Rob Massey, Guelph Sports Journal
GUELPH – A pair of second-period goals by Mackenzie Wong less than five minutes apart lifted the Guelph Gryphons to a 3-1 victory over the Waterloo Warriors in a tight-checking opening game of their best-of-three OUA women’s hockey semifinal series Wednesday night at the Gryphon Centre.
“The further we go in playoffs, the more we expect we’re going to come into tight games,” Gryphon coach Rachel Flanagan said. “They’re a really, really fast relentless team and we knew we had to move pucks quickly. They hemmed us in a bunch of times and we just kind of survived.”
The Gryphs scored the only goal of the first period before Waterloo tied it early in the second. Wong scored her two goals in the final seven minutes of the period and the Gryphs turned up their checking to keep the third scoreless.
“Our first period was OK,” Flanagan said. “The second we felt like we had a bit more in the tank and our third was definitely our best period. Our fourth line that has a lot of speed, they’re small but mighty, they really dominated tonight. Offensively, they kept pucks deep, they moved their feet and they generated a number of opportunities, especially in the first and second.”
Wong had a simple tactic that paid off with the goals.
“Just getting pucks to the net, honestly,” she said. “The first one, there was lots of traffic and I just got it to the net. The second one I just sort of forced it in there as well.”
Those goals helped the Gryphs take the crucial opening game.
“It just really sets the tone for the series,” Wong said. “We really wanted to get out there and set the tempo and send a message today.”
Karli Shell scored the first-period goal for the Gryphs while assists in the game were awarded to Kristen Jay, Meagan Lee, Kaitlin Lowy, Katherine Bailey, Ashlee Lawrence and Sophie Rodenburg.
Dana Fairbairn scored for Waterloo with help from Amy Barnard and Angela MacDonald.
Game 2 is to go at Waterloo’s Columbia Ice Fields arena Saturday at 2:30 p.m.
“We know when we go to Waterloo we’re going to be in for a dogfight,” Flanagan said. “It’s a tough barn to play in. It’s smaller so the forecheck comes even faster, but it also means pucks get to you a little bit faster as well. Hopefully, we can turn a few more pucks over with our speed and just be ready and prepared for their speed.”
The last time the Gryphs played the Warriors at Waterloo, they suffered a 3-0 setback. That was Feb. 12, the penultimate weekend of the regular season. They bounced back from that with wins over the Windsor Lancers and Nipissing Lakers the following weekend.
“Similar to our last couple of years, we get a little bit complacent with winning games so we knew that it was coming,” Flanagan said of that loss. “I’m kind of grateful it happened against them. It probably gave them a little more confidence than we want them to have, but it certainly woke our girls up knowing how hard they’re going to have to work against a team like that.”

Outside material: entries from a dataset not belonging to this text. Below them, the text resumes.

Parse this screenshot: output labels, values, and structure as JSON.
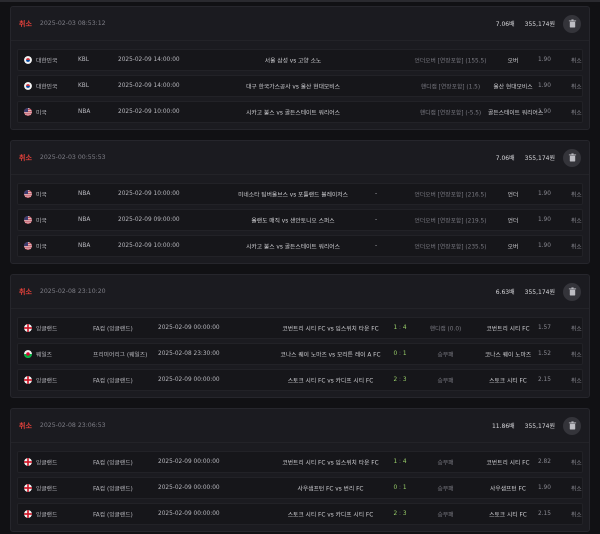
{
  "colors": {
    "cancel": "#e0403a",
    "score": "#9ad06a"
  },
  "slips": [
    {
      "status_label": "취소",
      "timestamp": "2025-02-03 08:53:12",
      "count": "7.06배",
      "amount": "355,174원",
      "rows": [
        {
          "flag": "kr",
          "country": "대한민국",
          "league": "KBL",
          "date": "2025-02-09 14:00:00",
          "match": "서울 삼성 vs 고양 소노",
          "score": "",
          "market": "언더오버 [연장포함] (155.5)",
          "pick": "오버",
          "odds": "1.90",
          "status": "취소"
        },
        {
          "flag": "kr",
          "country": "대한민국",
          "league": "KBL",
          "date": "2025-02-09 14:00:00",
          "match": "대구 한국가스공사 vs 울산 현대모비스",
          "score": "",
          "market": "핸디캡 [연장포함] (1.5)",
          "pick": "울산 현대모비스",
          "odds": "1.90",
          "status": "취소"
        },
        {
          "flag": "us",
          "country": "미국",
          "league": "NBA",
          "date": "2025-02-09 10:00:00",
          "match": "시카고 불스 vs 골든스테이트 워리어스",
          "score": "",
          "market": "핸디캡 [연장포함] (-5.5)",
          "pick": "골든스테이트 워리어스",
          "odds": "1.90",
          "status": "취소"
        }
      ]
    },
    {
      "status_label": "취소",
      "timestamp": "2025-02-03 00:55:53",
      "count": "7.06배",
      "amount": "355,174원",
      "rows": [
        {
          "flag": "us",
          "country": "미국",
          "league": "NBA",
          "date": "2025-02-09 10:00:00",
          "match": "미네소타 팀버울브스 vs 포틀랜드 블레이저스",
          "score": "-",
          "market": "언더오버 [연장포함] (216.5)",
          "pick": "언더",
          "odds": "1.90",
          "status": "취소"
        },
        {
          "flag": "us",
          "country": "미국",
          "league": "NBA",
          "date": "2025-02-09 09:00:00",
          "match": "올랜도 매직 vs 샌안토니오 스퍼스",
          "score": "-",
          "market": "언더오버 [연장포함] (219.5)",
          "pick": "언더",
          "odds": "1.90",
          "status": "취소"
        },
        {
          "flag": "us",
          "country": "미국",
          "league": "NBA",
          "date": "2025-02-09 10:00:00",
          "match": "시카고 불스 vs 골든스테이트 워리어스",
          "score": "-",
          "market": "언더오버 [연장포함] (235.5)",
          "pick": "오버",
          "odds": "1.90",
          "status": "취소"
        }
      ]
    },
    {
      "status_label": "취소",
      "timestamp": "2025-02-08 23:10:20",
      "count": "6.63배",
      "amount": "355,174원",
      "rows": [
        {
          "flag": "en",
          "country": "잉글랜드",
          "league": "FA컵 (잉글랜드)",
          "date": "2025-02-09 00:00:00",
          "match": "코번트리 시티 FC vs 임스위치 타운 FC",
          "score_h": "1",
          "score_a": "4",
          "market": "핸디캡 (0.0)",
          "pick": "코번트리 시티 FC",
          "odds": "1.57",
          "status": "취소"
        },
        {
          "flag": "wa",
          "country": "웨일즈",
          "league": "프리미어리그 (웨일즈)",
          "date": "2025-02-08 23:30:00",
          "match": "코나스 퀘이 노마즈 vs 모리튼 레이 A FC",
          "score_h": "0",
          "score_a": "1",
          "market": "승무패",
          "pick": "코나스 퀘이 노마즈",
          "odds": "1.52",
          "status": "취소"
        },
        {
          "flag": "en",
          "country": "잉글랜드",
          "league": "FA컵 (잉글랜드)",
          "date": "2025-02-09 00:00:00",
          "match": "스토크 시티 FC vs 카디프 시티 FC",
          "score_h": "2",
          "score_a": "3",
          "market": "승무패",
          "pick": "스토크 시티 FC",
          "odds": "2.15",
          "status": "취소"
        }
      ]
    },
    {
      "status_label": "취소",
      "timestamp": "2025-02-08 23:06:53",
      "count": "11.86배",
      "amount": "355,174원",
      "rows": [
        {
          "flag": "en",
          "country": "잉글랜드",
          "league": "FA컵 (잉글랜드)",
          "date": "2025-02-09 00:00:00",
          "match": "코번트리 시티 FC vs 임스위치 타운 FC",
          "score_h": "1",
          "score_a": "4",
          "market": "승무패",
          "pick": "코번트리 시티 FC",
          "odds": "2.82",
          "status": "취소"
        },
        {
          "flag": "en",
          "country": "잉글랜드",
          "league": "FA컵 (잉글랜드)",
          "date": "2025-02-09 00:00:00",
          "match": "사우샘프턴 FC vs 번리 FC",
          "score_h": "0",
          "score_a": "1",
          "market": "승무패",
          "pick": "사우샘프턴 FC",
          "odds": "1.90",
          "status": "취소"
        },
        {
          "flag": "en",
          "country": "잉글랜드",
          "league": "FA컵 (잉글랜드)",
          "date": "2025-02-09 00:00:00",
          "match": "스토크 시티 FC vs 카디프 시티 FC",
          "score_h": "2",
          "score_a": "3",
          "market": "승무패",
          "pick": "스토크 시티 FC",
          "odds": "2.15",
          "status": "취소"
        }
      ]
    }
  ]
}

“We didn’t play our best 60 there and it just shows that if we don’t work hard, then teams can catch up to us,” Wong said. “We just have to make sure we take care of our own business.”
If Waterloo wins Saturday, the third and deciding game of the series is to be played Sunday at 2 p.m. at the Gryphon Centre.

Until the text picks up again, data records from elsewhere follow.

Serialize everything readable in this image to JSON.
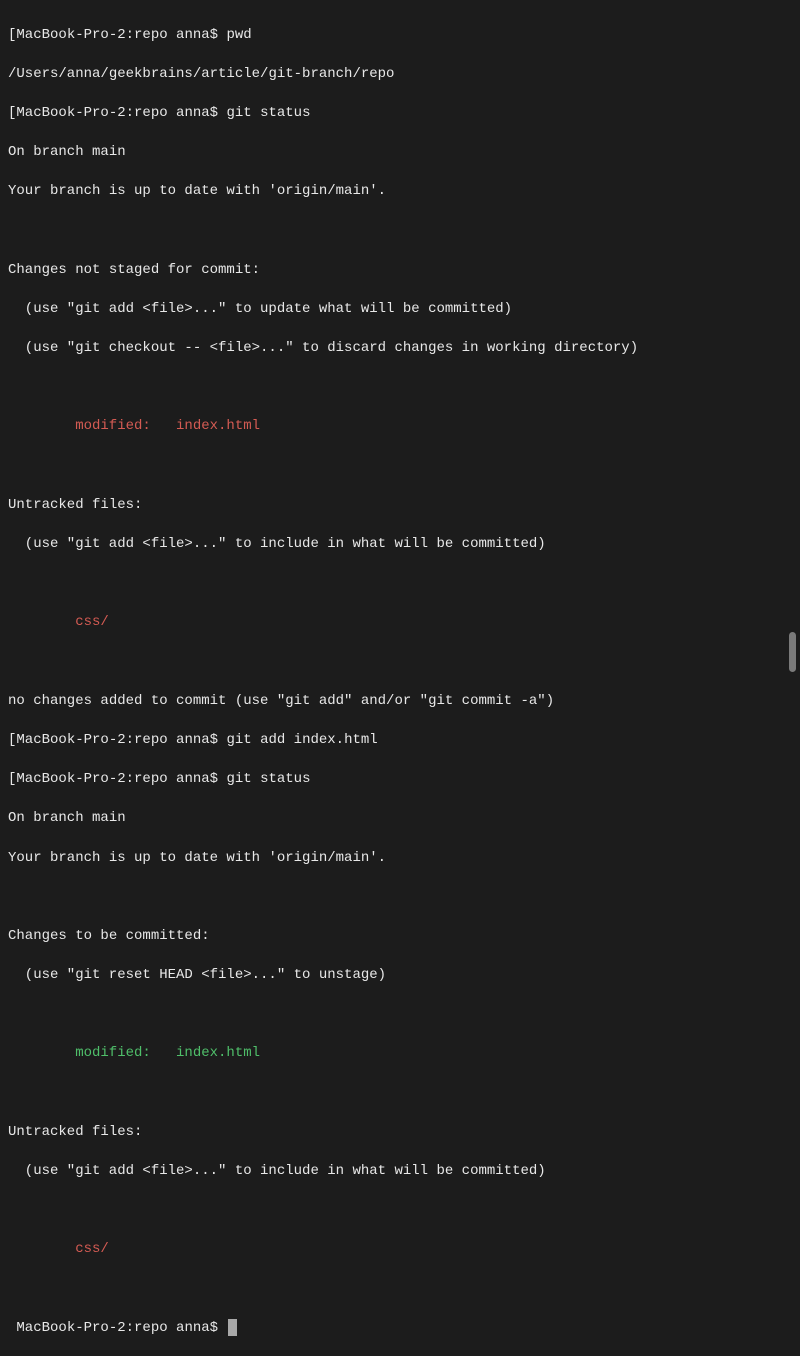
{
  "prompt": {
    "host": "MacBook-Pro-2",
    "dir": "repo",
    "user": "anna",
    "sep": ":",
    "sigil": "$"
  },
  "commands": {
    "pwd": "pwd",
    "status1": "git status",
    "add": "git add index.html",
    "status2": "git status"
  },
  "output": {
    "pwd_path": "/Users/anna/geekbrains/article/git-branch/repo",
    "on_branch": "On branch main",
    "up_to_date": "Your branch is up to date with 'origin/main'.",
    "not_staged_header": "Changes not staged for commit:",
    "hint_add_update": "(use \"git add <file>...\" to update what will be committed)",
    "hint_checkout": "(use \"git checkout -- <file>...\" to discard changes in working directory)",
    "modified_red": "modified:   index.html",
    "untracked_header": "Untracked files:",
    "hint_add_include": "(use \"git add <file>...\" to include in what will be committed)",
    "untracked_red": "css/",
    "no_changes_added": "no changes added to commit (use \"git add\" and/or \"git commit -a\")",
    "to_be_committed": "Changes to be committed:",
    "hint_reset": "(use \"git reset HEAD <file>...\" to unstage)",
    "modified_green": "modified:   index.html"
  }
}
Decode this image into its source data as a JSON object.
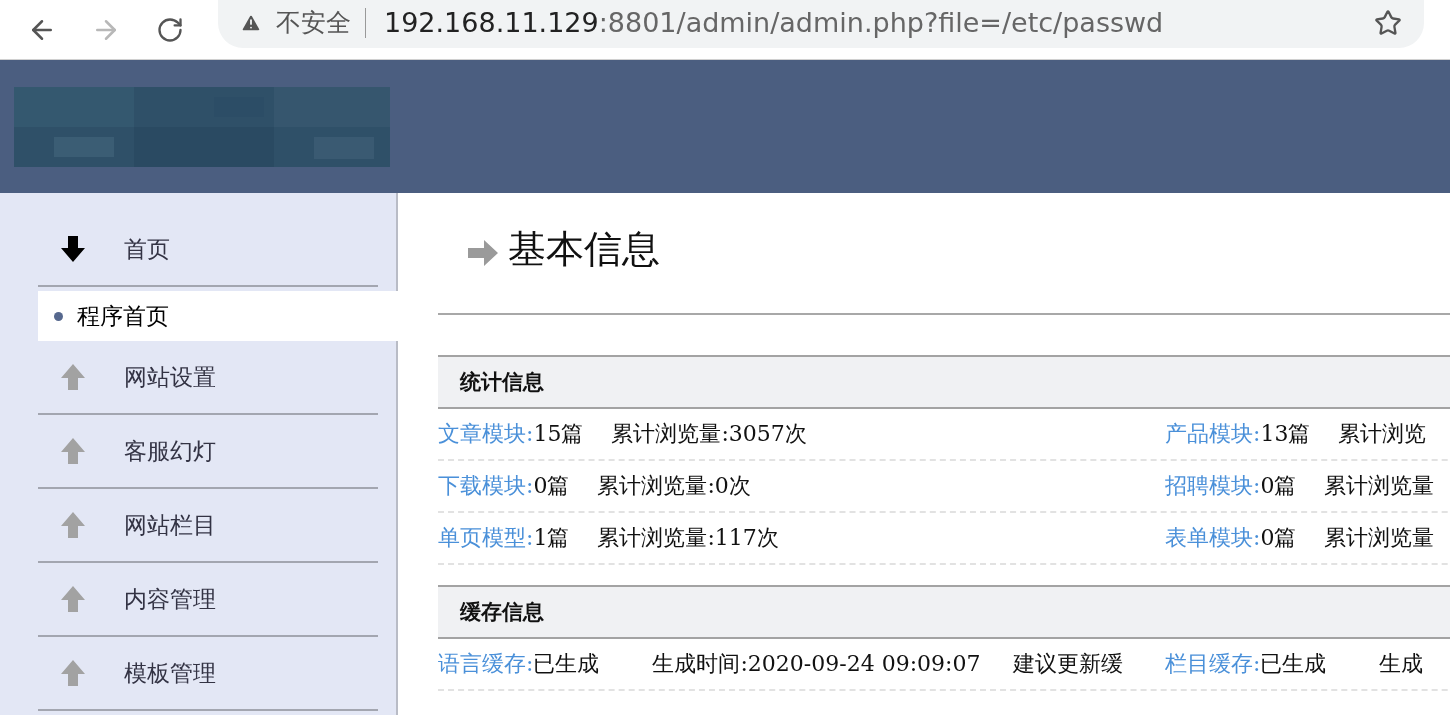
{
  "browser": {
    "nav_buttons": [
      {
        "kind": "back",
        "disabled": false
      },
      {
        "kind": "forward",
        "disabled": true
      },
      {
        "kind": "reload",
        "disabled": false
      }
    ],
    "security_label": "不安全",
    "url_host": "192.168.11.129",
    "url_rest": ":8801/admin/admin.php?file=/etc/passwd"
  },
  "sidebar": {
    "groups": [
      {
        "label": "首页",
        "expanded": true,
        "children": [
          {
            "label": "程序首页",
            "selected": true
          }
        ]
      },
      {
        "label": "网站设置",
        "expanded": false
      },
      {
        "label": "客服幻灯",
        "expanded": false
      },
      {
        "label": "网站栏目",
        "expanded": false
      },
      {
        "label": "内容管理",
        "expanded": false
      },
      {
        "label": "模板管理",
        "expanded": false
      }
    ]
  },
  "main": {
    "title": "基本信息",
    "sections": [
      {
        "title": "统计信息",
        "kind": "stats",
        "rows": [
          {
            "cells": [
              {
                "label": "文章模块:",
                "parts": [
                  "15篇",
                  "累计浏览量:3057次"
                ]
              },
              {
                "label": "产品模块:",
                "parts": [
                  "13篇",
                  "累计浏览"
                ]
              }
            ]
          },
          {
            "cells": [
              {
                "label": "下载模块:",
                "parts": [
                  "0篇",
                  "累计浏览量:0次"
                ]
              },
              {
                "label": "招聘模块:",
                "parts": [
                  "0篇",
                  "累计浏览量"
                ]
              }
            ]
          },
          {
            "cells": [
              {
                "label": "单页模型:",
                "parts": [
                  "1篇",
                  "累计浏览量:117次"
                ]
              },
              {
                "label": "表单模块:",
                "parts": [
                  "0篇",
                  "累计浏览量"
                ]
              }
            ]
          }
        ]
      },
      {
        "title": "缓存信息",
        "kind": "cache",
        "rows": [
          {
            "cells": [
              {
                "label": "语言缓存:",
                "parts": [
                  "已生成",
                  "生成时间:2020-09-24 09:09:07",
                  "建议更新缓"
                ]
              },
              {
                "label": "栏目缓存:",
                "parts": [
                  "已生成",
                  "生成"
                ]
              }
            ]
          }
        ]
      }
    ]
  }
}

Winner of the series will play in the single-game OUA McCaw Cup championship March 11 against the winner of the other semifinal between Nipissing and the Toronto Varsity Blues.
If the defending champion Gryphs win their semifinal, they’ll host the McCaw Cup final as they finished the regular season in first place.